What to do: Every line of the data that contains the string "value" must be copied.

Element data from apps and pages:
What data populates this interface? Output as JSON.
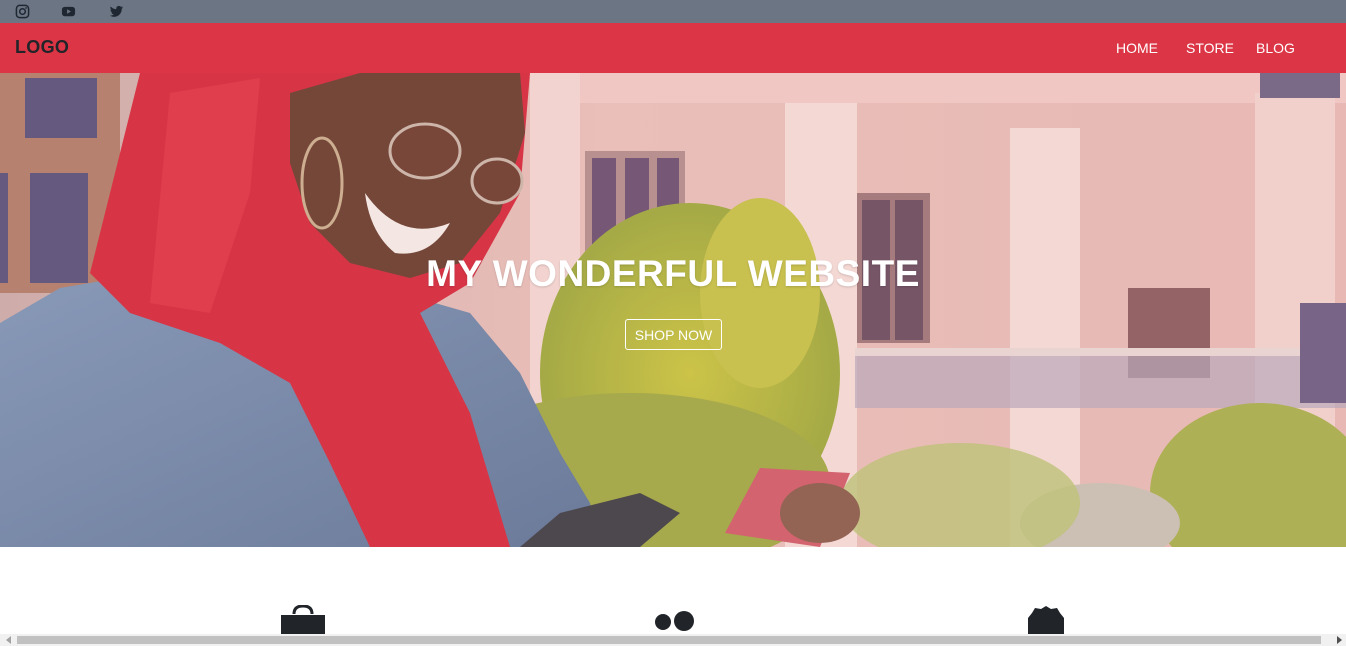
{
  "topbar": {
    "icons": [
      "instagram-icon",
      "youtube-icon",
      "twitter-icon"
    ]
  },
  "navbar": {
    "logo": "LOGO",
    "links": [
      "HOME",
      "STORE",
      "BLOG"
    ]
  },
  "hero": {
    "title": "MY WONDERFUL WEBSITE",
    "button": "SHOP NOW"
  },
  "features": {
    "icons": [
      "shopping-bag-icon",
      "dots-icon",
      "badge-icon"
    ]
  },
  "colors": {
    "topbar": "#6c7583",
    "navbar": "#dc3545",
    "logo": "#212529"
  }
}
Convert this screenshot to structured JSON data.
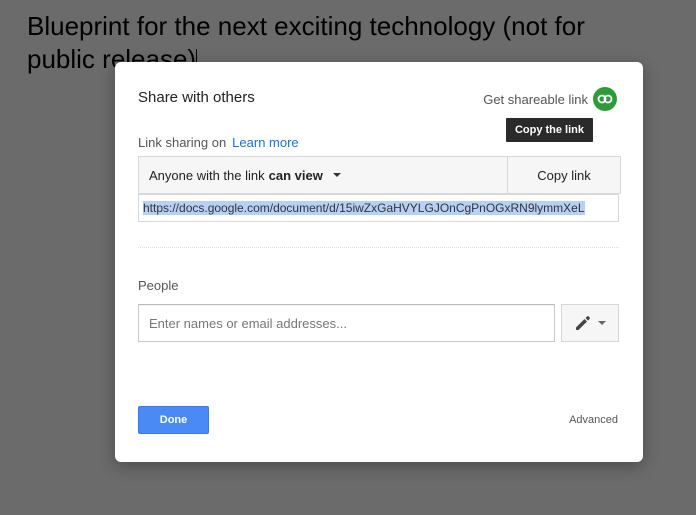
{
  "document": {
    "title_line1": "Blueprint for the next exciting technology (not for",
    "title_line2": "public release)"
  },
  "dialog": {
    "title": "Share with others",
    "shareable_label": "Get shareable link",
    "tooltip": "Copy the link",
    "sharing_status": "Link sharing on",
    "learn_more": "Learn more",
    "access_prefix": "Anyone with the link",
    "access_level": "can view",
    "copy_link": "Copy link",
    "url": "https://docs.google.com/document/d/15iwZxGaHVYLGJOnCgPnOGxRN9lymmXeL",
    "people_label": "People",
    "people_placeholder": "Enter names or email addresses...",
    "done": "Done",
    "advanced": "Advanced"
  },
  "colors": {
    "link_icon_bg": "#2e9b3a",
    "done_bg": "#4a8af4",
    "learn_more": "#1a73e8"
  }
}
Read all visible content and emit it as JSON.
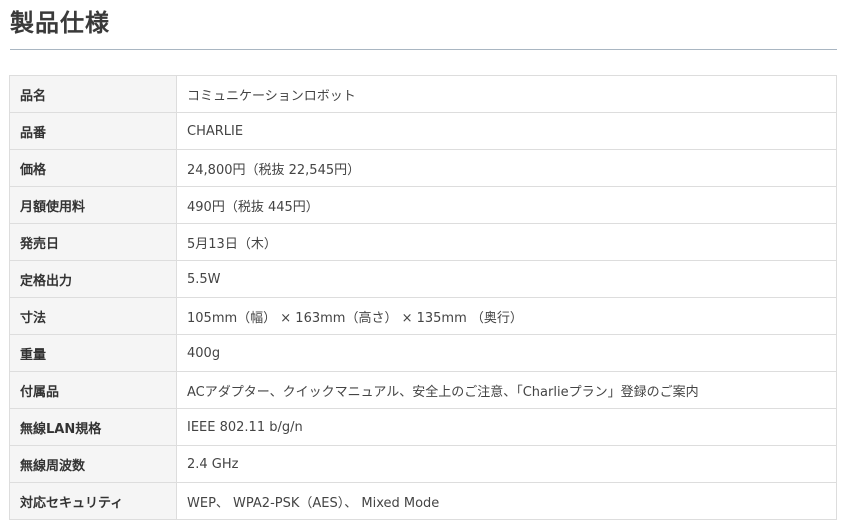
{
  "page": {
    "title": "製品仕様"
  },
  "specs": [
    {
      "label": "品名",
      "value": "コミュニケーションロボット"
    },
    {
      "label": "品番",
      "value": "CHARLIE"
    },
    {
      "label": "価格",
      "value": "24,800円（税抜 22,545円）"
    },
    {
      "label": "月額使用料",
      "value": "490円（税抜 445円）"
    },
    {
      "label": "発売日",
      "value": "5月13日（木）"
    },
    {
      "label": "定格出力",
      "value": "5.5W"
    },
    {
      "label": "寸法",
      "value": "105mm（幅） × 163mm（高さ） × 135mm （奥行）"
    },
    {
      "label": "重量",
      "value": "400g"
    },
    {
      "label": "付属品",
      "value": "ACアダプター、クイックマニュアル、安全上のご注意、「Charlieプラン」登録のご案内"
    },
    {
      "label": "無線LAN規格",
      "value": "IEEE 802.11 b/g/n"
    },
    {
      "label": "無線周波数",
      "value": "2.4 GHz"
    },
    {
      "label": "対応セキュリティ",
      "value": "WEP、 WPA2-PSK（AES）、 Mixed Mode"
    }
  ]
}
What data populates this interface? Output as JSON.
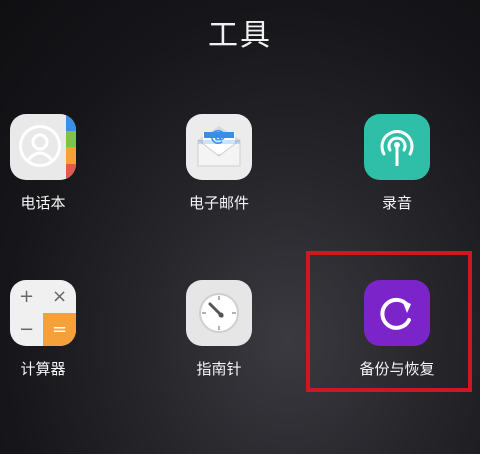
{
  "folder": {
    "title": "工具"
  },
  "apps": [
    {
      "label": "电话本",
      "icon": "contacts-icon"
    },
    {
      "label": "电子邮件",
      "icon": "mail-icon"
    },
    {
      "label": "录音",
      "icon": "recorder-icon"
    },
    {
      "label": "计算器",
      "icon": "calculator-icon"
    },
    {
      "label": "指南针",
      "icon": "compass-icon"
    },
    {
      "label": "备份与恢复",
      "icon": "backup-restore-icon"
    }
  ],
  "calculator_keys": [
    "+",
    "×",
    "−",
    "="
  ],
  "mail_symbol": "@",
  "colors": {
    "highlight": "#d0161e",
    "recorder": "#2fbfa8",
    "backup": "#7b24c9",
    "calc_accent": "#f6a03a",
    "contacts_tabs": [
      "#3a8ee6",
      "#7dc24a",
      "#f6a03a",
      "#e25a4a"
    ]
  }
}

Solved exercise:
      "value": "コミュニケーションロボット"
      "value": "CHARLIE"
      "value": "24,800円（税抜 22,545円）"
      "value": "490円（税抜 445円）"
      "value": "5月13日（木）"
      "value": "5.5W"
      "value": "105mm（幅） × 163mm（高さ） × 135mm （奥行）"
      "value": "400g"
      "value": "ACアダプター、クイックマニュアル、安全上のご注意、「Charlieプラン」登録のご案内"
      "value": "IEEE 802.11 b/g/n"
      "value": "2.4 GHz"
      "value": "WEP、 WPA2-PSK（AES）、 Mixed Mode"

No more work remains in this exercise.